A federal appeals court has ruled the Affordable Care Act's individual mandate unconstitutional, in a win for Republican-led states attempting to kill the Obama-era law, but sent back the question of whether the mandate is severable from the law to the district court.
The ruling by the three-judge panel of two Republicans and one Democratic appointee came down along party lines.
"The individual mandate is unconstitutional because it can no longer be read as a tax," the majority wrote. But they added, "on the severability question we remand to the district court to provide additional analysis."
California Attorney General Xavier Becerra, who led the blue states defending the law, said Wednesday evening the state "will move swiftly to challenge this decision."
Before landing at the appeals court, Judge Reed O'Connor in December 2018 ruled the individual mandate was unconstitutional and "inseverable" from the law as a whole, striking down the ACA.
Texas and 17 other red states filed suit in 2018, alleging that the ACA is unconstitutional after the individual mandate was zeroed out in a subsequent federal tax law. The states also argued the mandate could not be untangled from the rest of the law, essentially arguing that if the individual mandate is unconstitutional so, too, is the law in its entirety.
The U.S. Department of Justice in March reversed its previous stance and also declared the law should be eliminated.
In one key question, the court ruled the plaintiffs did have standing to bring the case, because the mandate forces individual plaintiffs to buy insurance they do not want and requires the state plaintiffs to bear the costs of complying with the mandate's reporting requirements. They added that even if they did not have standing, "there remains a live case or controversy between the plaintiffs and the federal defendants."
The American Hospital Association said in a statement Wednesday evening it was disappointed in the ruling. "Sending the decision back to the federal district court that invalidated the entire law puts health coverage — and peace of mind — for millions of Americans at risk," the group wrote.
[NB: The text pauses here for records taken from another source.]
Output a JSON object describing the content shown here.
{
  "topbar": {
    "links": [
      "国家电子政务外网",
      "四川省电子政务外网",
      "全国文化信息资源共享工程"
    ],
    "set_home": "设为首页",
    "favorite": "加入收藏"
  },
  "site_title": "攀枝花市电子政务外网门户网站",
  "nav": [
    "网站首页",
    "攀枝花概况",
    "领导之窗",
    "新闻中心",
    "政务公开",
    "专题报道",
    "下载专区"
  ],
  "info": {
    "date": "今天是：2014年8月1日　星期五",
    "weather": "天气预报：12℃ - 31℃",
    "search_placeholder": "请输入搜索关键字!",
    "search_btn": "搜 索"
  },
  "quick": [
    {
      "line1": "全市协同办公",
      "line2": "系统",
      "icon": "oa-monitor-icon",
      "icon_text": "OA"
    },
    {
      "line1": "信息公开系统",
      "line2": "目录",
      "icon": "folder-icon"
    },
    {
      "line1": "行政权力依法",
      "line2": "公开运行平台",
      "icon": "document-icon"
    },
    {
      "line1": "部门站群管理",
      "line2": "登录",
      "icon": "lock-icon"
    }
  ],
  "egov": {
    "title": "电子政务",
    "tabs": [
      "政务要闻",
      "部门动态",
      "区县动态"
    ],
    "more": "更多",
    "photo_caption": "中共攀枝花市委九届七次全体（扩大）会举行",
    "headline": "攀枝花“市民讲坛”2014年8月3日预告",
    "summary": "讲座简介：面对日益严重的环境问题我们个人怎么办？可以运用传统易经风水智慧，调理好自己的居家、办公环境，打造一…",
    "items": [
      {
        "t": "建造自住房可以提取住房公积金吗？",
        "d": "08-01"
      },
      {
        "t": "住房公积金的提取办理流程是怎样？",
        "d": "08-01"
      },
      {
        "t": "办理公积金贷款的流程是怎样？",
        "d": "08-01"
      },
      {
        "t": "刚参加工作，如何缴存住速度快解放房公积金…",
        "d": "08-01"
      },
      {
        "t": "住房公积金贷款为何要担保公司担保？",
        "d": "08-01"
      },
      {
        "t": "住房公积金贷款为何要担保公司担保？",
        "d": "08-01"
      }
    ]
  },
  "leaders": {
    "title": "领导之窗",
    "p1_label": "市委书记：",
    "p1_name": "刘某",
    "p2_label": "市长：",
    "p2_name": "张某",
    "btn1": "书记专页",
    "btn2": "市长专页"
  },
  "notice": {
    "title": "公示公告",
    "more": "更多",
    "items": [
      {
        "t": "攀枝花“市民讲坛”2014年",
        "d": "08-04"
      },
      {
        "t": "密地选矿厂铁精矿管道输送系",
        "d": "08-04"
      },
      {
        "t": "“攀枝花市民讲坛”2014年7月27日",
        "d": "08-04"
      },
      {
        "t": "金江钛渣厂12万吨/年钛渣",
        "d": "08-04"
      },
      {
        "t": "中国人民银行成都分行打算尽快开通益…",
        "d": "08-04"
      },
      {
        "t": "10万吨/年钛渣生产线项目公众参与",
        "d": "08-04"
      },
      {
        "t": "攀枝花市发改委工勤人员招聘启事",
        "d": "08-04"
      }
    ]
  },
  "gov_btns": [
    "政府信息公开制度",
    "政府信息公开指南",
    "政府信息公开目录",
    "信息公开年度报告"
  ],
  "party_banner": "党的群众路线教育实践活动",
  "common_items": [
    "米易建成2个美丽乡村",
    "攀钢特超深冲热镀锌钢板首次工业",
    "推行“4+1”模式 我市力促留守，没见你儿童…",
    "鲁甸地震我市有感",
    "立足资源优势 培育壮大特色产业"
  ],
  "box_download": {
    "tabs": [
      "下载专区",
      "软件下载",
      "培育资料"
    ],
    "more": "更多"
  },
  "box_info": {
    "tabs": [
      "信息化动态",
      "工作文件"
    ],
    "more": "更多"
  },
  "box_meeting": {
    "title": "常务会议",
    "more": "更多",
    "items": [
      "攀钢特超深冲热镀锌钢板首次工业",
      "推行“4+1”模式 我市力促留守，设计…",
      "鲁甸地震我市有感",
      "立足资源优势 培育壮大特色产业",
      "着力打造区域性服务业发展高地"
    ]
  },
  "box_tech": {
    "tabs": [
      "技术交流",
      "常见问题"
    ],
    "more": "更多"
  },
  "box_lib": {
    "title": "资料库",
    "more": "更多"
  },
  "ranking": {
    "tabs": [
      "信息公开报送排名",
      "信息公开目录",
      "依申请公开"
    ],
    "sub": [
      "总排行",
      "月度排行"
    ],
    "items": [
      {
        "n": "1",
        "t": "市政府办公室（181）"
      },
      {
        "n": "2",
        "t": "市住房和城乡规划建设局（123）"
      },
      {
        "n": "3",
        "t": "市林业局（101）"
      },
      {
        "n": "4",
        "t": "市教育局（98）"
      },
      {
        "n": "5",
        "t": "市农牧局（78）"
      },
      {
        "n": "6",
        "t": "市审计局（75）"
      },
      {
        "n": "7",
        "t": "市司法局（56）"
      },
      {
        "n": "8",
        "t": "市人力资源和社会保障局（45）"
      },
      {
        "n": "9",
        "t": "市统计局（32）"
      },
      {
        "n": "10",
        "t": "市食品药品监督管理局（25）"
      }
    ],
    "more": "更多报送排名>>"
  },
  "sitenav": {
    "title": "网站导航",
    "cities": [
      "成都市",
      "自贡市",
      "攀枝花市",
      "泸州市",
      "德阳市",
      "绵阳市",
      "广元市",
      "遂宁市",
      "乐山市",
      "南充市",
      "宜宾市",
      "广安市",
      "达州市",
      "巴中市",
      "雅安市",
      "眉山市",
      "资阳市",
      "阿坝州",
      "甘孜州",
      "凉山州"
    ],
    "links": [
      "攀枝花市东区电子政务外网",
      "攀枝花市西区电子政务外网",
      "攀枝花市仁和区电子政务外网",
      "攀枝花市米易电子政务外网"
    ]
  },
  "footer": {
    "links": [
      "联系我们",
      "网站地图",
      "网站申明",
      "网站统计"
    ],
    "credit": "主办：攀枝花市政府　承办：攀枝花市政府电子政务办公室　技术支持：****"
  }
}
The case is nearly sure to wind up eventually at the Supreme Court with the potential to throw chaos into the insurance markets. Most at risk from the volatility of the ruling are managed care organizations with a major presence in the exchanges such as Anthem, Centene and Cigna.
The landmark act signed into law nearly a decade ago substantially changed the healthcare landscape. It added coverage protections for people with pre-existing conditions, instituted Medicaid expansion in many states and required coverage of certain essential benefits like maternal and preventive care.
More than 19 million Americans gained health coverage from 2010 to 2017 as the ACA went into effect, according to the Kaiser Family Foundation.
But over the years the law has been whittled away by Republicans in Congress and through the courts. The action that most directly precipitated the challenge ruled on Wednesday was the GOP tax overhaul that zeroed out the individual mandate penalty.
Despite Wednesday's ruling, the issue is still far from being decided once and for all, Katie Keith, a lawyer and health policy expert at Georgetown University, told Healthcare Dive.
"It does potentially create additional years of uncertainty," she said.
Still, she said she expected this outcome. "I'm not particularly surprised that this is how they ruled, seems pretty consistent with oral argument and what they were asking," she said.
Yet, some legal experts were very critical of the decision, with one characterizing the ruling as "ludicrous."
"The Fifth Circuit decision is a remarkable mix of hubris and cowardice," Nicholas Bagley, a health law expert and professor at the University of Michigan, wrote on Twitter. "It's hubris to say that the *unenforceable* individual mandate is an unconstitutional *command.* And it's cowardice to remand without grappling with what that means for the rest of the law."
Robert Henneke, lead counsel for the individual plaintiffs and general counsel for the Texas Public Policy Foundation, called the decision a victory for the American people.
"The court's opinion recognizes that Obamacare continues to injure millions of Americans like our clients who have lost their choice of doctor, suffered rationed care, and had their insurance costs skyrocket," he said in a statement. "This decision puts us one step closer to eventually freeing the American people from its unconstitutional mandates and regulations."
If the case does find its way to the Supreme Court, it won't be the first time. The high court in 2012 upheld the law after the first major challenge, which also centered on the individual mandate. That decision, however, declared that Medicaid expansion could not be mandatory for states.
In 2015, the court ruled ACA plan subsidies could be distributed through the federal Healthcare.gov site in states that did not set up their own exchange, another finding in favor of the law.
The ACA was once again directly challenged in the summer of 2017, but the setting was Capitol Hill. Republicans attempted to repeal the law, but a memorable thumbs down from Sen. John McCain of Arizona doomed those attempts.